While we’d all probably like to give everyone access to free Internet, it really isn’t as easy as just opening up the lines and not charging people for it. For one, of course it is a business and someone would have to pay for all that data and tech. Facebook wants to bring connectivity to a lot of people, especially in areas where the Internet is hard to get hold off, either because it is too slow or due to income issues. But not everyone is pleased with a move like this, since it involves what they say are unfair competition practices.
Free Basics is a program that Facebook has successfully launched in 49 other countries, but has also encountered some controversies, with India in particular. They were forced to pull the app out of the country due to some regulatory issues.
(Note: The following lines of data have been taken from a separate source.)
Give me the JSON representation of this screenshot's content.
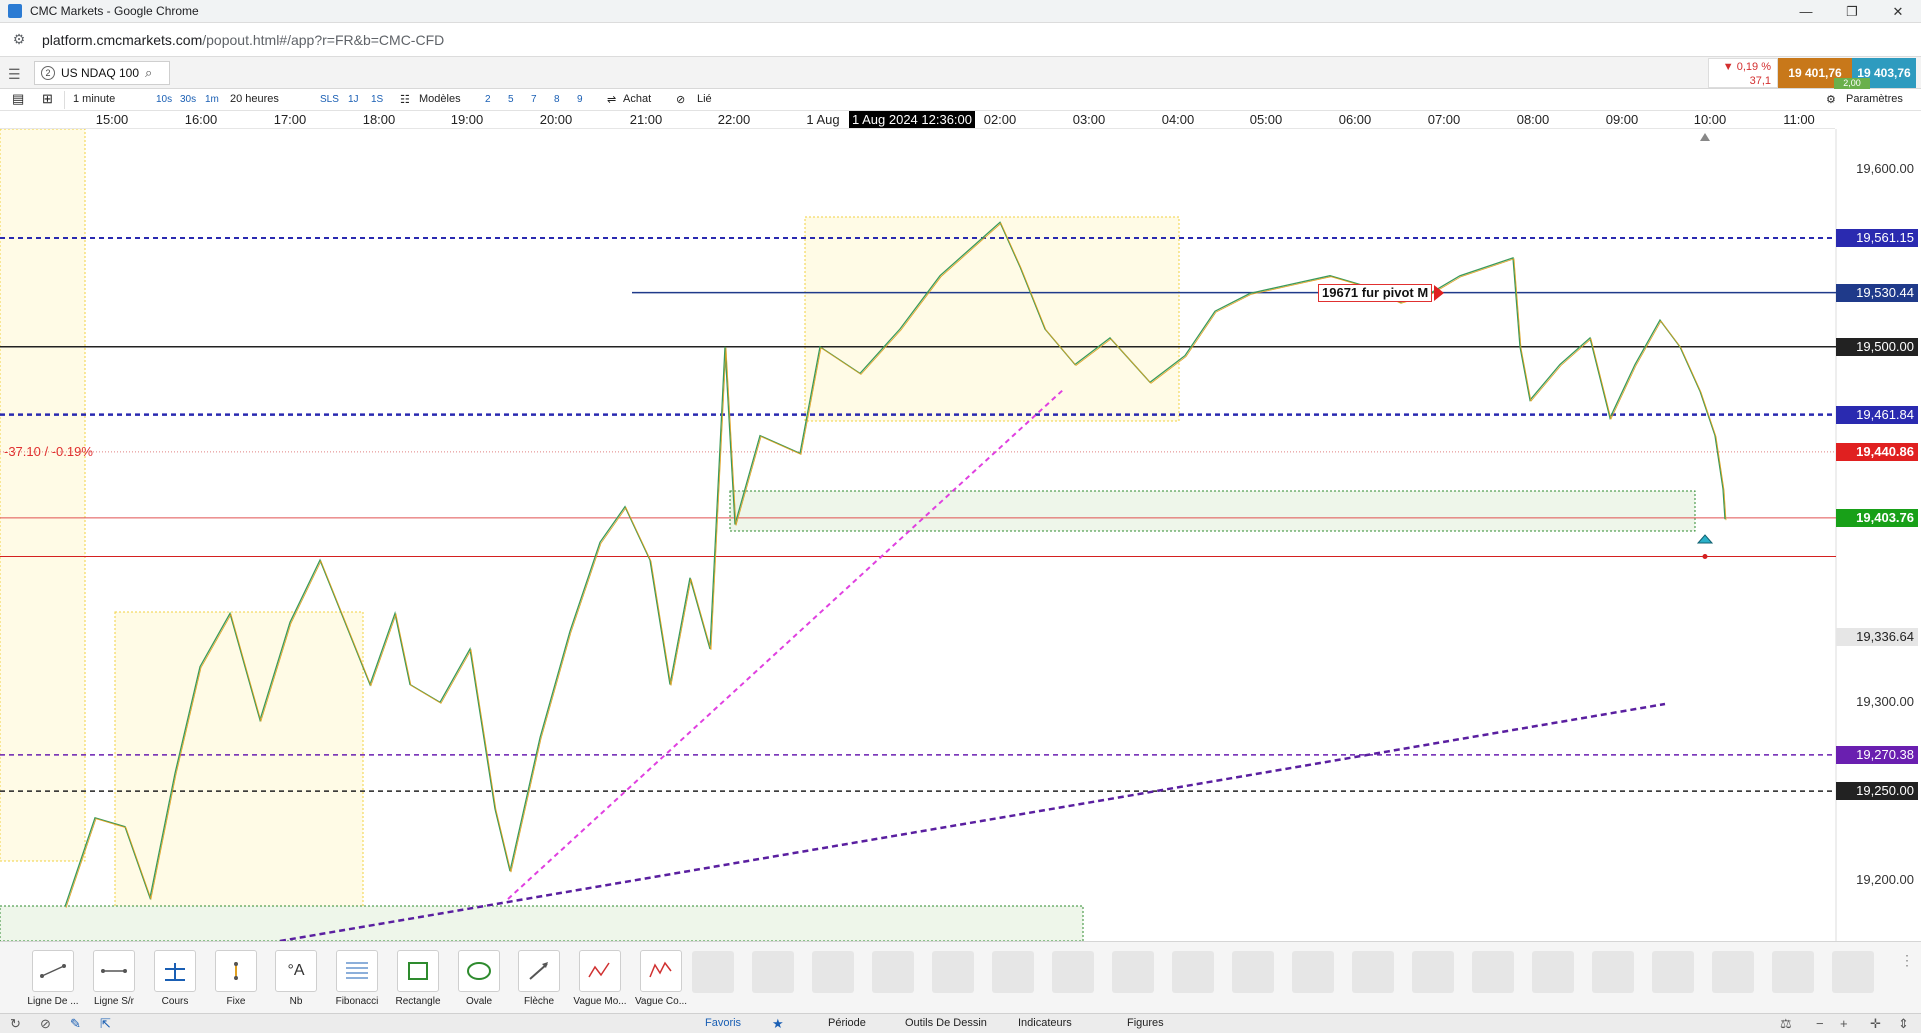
{
  "browser": {
    "window_title": "CMC Markets - Google Chrome",
    "url_host": "platform.cmcmarkets.com",
    "url_path": "/popout.html#/app?r=FR&b=CMC-CFD"
  },
  "instrument": {
    "tab_number": "2",
    "name": "US NDAQ 100",
    "change_pct": "▼ 0,19 %",
    "change_pts": "37,1",
    "sell_price": "19 401,76",
    "buy_price": "19 403,76",
    "spread": "2,00"
  },
  "chart_toolbar": {
    "interval": "1 minute",
    "btn_10s": "10s",
    "btn_30s": "30s",
    "btn_1m": "1m",
    "range": "20 heures",
    "btn_sls": "SLS",
    "btn_1j": "1J",
    "btn_1s": "1S",
    "models": "Modèles",
    "n2": "2",
    "n5": "5",
    "n7": "7",
    "n8": "8",
    "n9": "9",
    "buy": "Achat",
    "linked": "Lié",
    "settings": "Paramètres"
  },
  "time_axis": {
    "labels": [
      "15:00",
      "16:00",
      "17:00",
      "18:00",
      "19:00",
      "20:00",
      "21:00",
      "22:00",
      "1 Aug",
      "02:00",
      "03:00",
      "04:00",
      "05:00",
      "06:00",
      "07:00",
      "08:00",
      "09:00",
      "10:00",
      "11:00"
    ],
    "cursor": "1 Aug 2024 12:36:00"
  },
  "price_axis": {
    "ticks": [
      "19,600.00",
      "19,300.00",
      "19,200.00"
    ],
    "levels": {
      "l1": "19,561.15",
      "l2": "19,530.44",
      "l3": "19,500.00",
      "l4": "19,461.84",
      "l5": "19,440.86",
      "l6": "19,403.76",
      "l7": "19,336.64",
      "l8": "19,270.38",
      "l9": "19,250.00"
    }
  },
  "annotations": {
    "change": "-37.10 / -0.19%",
    "pivot": "19671 fur pivot M"
  },
  "colors": {
    "sell": "#c8781a",
    "buy": "#2e9bbf",
    "up_candle": "#2e8b57",
    "down_candle": "#e0a020",
    "accent": "#1a5fb4"
  },
  "tools": [
    {
      "label": "Ligne De ...",
      "icon": "trend-line-icon"
    },
    {
      "label": "Ligne S/r",
      "icon": "sr-line-icon"
    },
    {
      "label": "Cours",
      "icon": "price-icon"
    },
    {
      "label": "Fixe",
      "icon": "fixed-icon"
    },
    {
      "label": "Nb",
      "icon": "text-icon"
    },
    {
      "label": "Fibonacci",
      "icon": "fibonacci-icon"
    },
    {
      "label": "Rectangle",
      "icon": "rectangle-icon"
    },
    {
      "label": "Ovale",
      "icon": "oval-icon"
    },
    {
      "label": "Flèche",
      "icon": "arrow-icon"
    },
    {
      "label": "Vague Mo...",
      "icon": "wave-icon"
    },
    {
      "label": "Vague Co...",
      "icon": "wave2-icon"
    }
  ],
  "bottom_tabs": {
    "favoris": "Favoris",
    "periode": "Période",
    "outils": "Outils De Dessin",
    "indicateurs": "Indicateurs",
    "figures": "Figures"
  }
}
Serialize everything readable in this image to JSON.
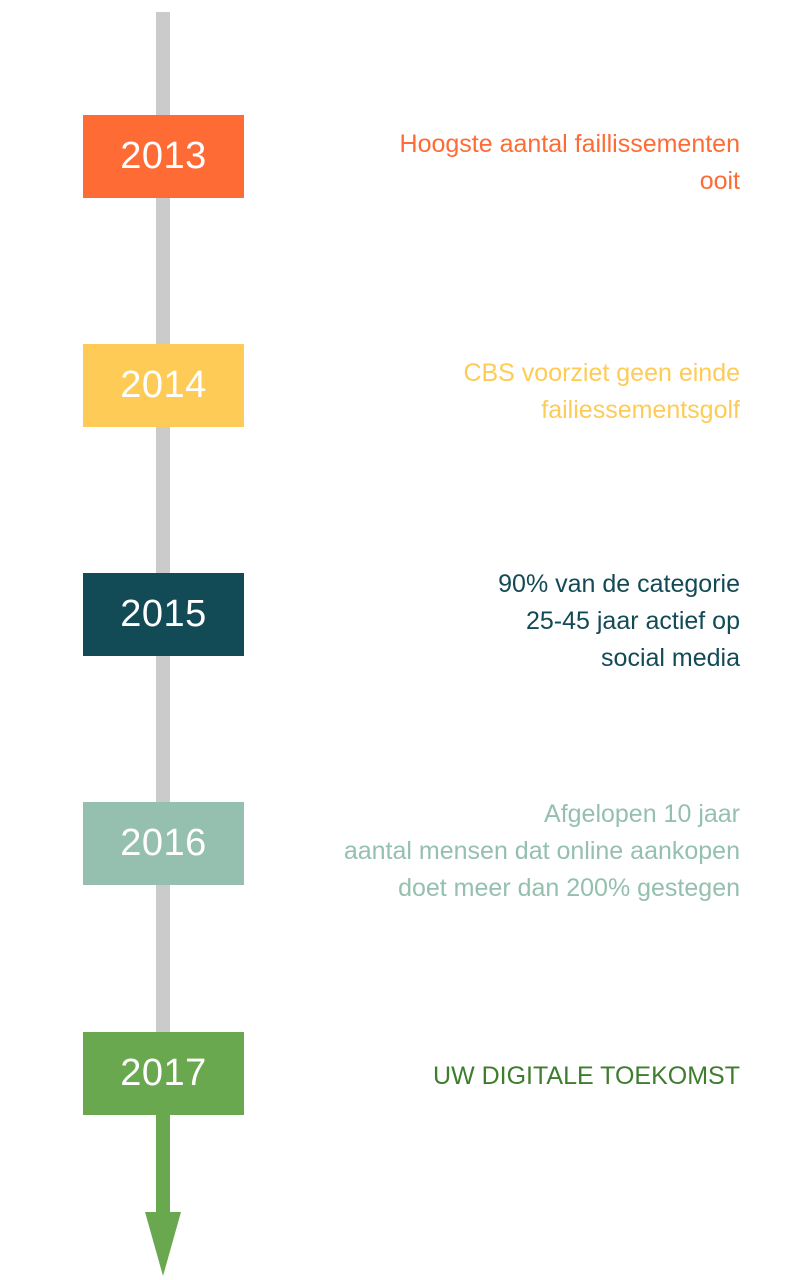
{
  "colors": {
    "spine": "#cbcbcb",
    "arrow": "#6aa84f"
  },
  "events": [
    {
      "year": "2013",
      "color": "#ff6b35",
      "lines": [
        "Hoogste aantal faillissementen",
        "ooit"
      ]
    },
    {
      "year": "2014",
      "color": "#fecb57",
      "lines": [
        "CBS voorziet geen einde",
        "failiessementsgolf"
      ]
    },
    {
      "year": "2015",
      "color": "#124a56",
      "lines": [
        "90% van de categorie",
        "25-45 jaar actief op",
        "social media"
      ]
    },
    {
      "year": "2016",
      "color": "#95bfae",
      "lines": [
        "Afgelopen 10 jaar",
        "aantal mensen dat online aankopen",
        "doet meer dan 200% gestegen"
      ]
    },
    {
      "year": "2017",
      "color": "#6aa84f",
      "text_color": "#3e7d2e",
      "lines": [
        "UW DIGITALE TOEKOMST"
      ]
    }
  ]
}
What they do is approach wireless carriers for partnerships so that the users will not have to pay for their mobile data when they’re connected to the sites and apps that are part of the program. These include online news, health information, job news, etc, all of which should add something to the quality of living of those who cannot afford reliable, high-speed Internet.
What some object to with that program is that exempting some services from a data cap actually creates an “uneven playing field” as only those big businesses that can afford to participate in it will benefit from such a move, which is called “zero rating”. This is an issue particularly in countries where start-ups have to compete with already globally-established firms. In India, they banned Free Basics because Facebook was choosing the services that users can see and use in the app. They have since fixed that issue, letting any 3rd-party organization participate as long as they abide by the rules, which includes no hi-def images or videos.
Facebook doesn’t want a repeat of the India situation, so they are making sure that all issues are already settled with the US regulatory commissions before actually rolling out anything. They have reportedly gotten in touch with White House officials who have influence on the President’s technology agenda. But several Internet advocates would like the FCC to address regulating zero-rating under its net neutrality rule first even as some welcome the idea of Free Basics as a way to close the Internet divide in the country.
VIA: Washington Post